**REQUIRED ACTION**
For each line of the data below, copy it if it holds the word "this".

[Stored dataset items]

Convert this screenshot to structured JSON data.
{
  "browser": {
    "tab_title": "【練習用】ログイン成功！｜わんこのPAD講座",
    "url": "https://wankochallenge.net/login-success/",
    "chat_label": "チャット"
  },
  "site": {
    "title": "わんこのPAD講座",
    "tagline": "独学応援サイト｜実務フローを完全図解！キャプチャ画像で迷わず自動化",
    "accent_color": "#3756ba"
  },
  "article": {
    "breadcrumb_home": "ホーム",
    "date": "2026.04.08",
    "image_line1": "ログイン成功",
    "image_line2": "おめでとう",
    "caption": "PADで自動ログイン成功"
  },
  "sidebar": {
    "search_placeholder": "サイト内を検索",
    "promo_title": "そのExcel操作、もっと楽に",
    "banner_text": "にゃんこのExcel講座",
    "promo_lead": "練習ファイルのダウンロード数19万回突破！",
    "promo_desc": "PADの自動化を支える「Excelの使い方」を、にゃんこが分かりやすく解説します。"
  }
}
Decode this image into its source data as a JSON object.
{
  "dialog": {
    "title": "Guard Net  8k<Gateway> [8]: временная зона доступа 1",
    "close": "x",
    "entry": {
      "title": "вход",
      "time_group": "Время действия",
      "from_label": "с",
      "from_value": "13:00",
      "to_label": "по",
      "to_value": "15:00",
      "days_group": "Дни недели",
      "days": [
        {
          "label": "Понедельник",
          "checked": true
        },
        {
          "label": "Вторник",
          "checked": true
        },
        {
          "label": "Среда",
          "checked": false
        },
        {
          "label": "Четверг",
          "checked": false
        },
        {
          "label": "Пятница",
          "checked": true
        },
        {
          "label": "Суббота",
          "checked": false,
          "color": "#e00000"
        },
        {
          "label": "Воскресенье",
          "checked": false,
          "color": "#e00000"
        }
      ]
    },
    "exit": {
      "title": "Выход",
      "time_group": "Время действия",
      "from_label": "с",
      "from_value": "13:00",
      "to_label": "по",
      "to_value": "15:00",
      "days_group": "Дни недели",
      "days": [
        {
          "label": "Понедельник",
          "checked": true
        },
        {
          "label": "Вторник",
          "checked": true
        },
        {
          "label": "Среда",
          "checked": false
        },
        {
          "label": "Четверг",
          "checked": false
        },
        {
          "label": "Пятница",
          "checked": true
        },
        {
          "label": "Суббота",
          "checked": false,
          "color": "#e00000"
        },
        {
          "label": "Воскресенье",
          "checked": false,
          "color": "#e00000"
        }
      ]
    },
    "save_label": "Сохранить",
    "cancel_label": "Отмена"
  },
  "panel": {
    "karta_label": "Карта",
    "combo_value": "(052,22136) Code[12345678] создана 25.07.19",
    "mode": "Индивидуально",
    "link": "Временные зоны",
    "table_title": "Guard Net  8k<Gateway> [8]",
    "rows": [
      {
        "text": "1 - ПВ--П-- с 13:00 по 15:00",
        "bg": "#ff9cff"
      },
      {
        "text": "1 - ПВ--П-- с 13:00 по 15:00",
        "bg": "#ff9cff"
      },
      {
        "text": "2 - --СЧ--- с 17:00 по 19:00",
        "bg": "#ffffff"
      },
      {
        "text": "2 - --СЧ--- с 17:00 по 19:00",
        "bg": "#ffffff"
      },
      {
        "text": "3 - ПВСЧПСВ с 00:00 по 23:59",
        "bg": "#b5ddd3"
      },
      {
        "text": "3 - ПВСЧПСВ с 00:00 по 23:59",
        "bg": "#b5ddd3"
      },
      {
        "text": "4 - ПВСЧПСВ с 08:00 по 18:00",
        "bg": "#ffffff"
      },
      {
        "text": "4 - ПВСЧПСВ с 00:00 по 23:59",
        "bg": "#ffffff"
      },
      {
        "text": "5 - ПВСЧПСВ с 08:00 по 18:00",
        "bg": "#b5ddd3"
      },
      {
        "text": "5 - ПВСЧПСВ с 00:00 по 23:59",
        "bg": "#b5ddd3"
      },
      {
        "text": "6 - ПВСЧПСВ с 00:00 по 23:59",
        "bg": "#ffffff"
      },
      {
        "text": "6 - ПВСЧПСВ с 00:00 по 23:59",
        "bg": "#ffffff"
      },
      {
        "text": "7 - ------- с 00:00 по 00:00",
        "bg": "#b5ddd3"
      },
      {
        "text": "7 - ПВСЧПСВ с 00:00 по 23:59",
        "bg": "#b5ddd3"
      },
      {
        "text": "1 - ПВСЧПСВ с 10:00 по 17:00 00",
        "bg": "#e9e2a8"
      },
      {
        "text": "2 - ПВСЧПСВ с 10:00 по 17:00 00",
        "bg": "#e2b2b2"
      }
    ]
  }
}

**ANSWER BOX**
Convert this screenshot to structured JSON data.
Decode this image into its source data as a JSON object.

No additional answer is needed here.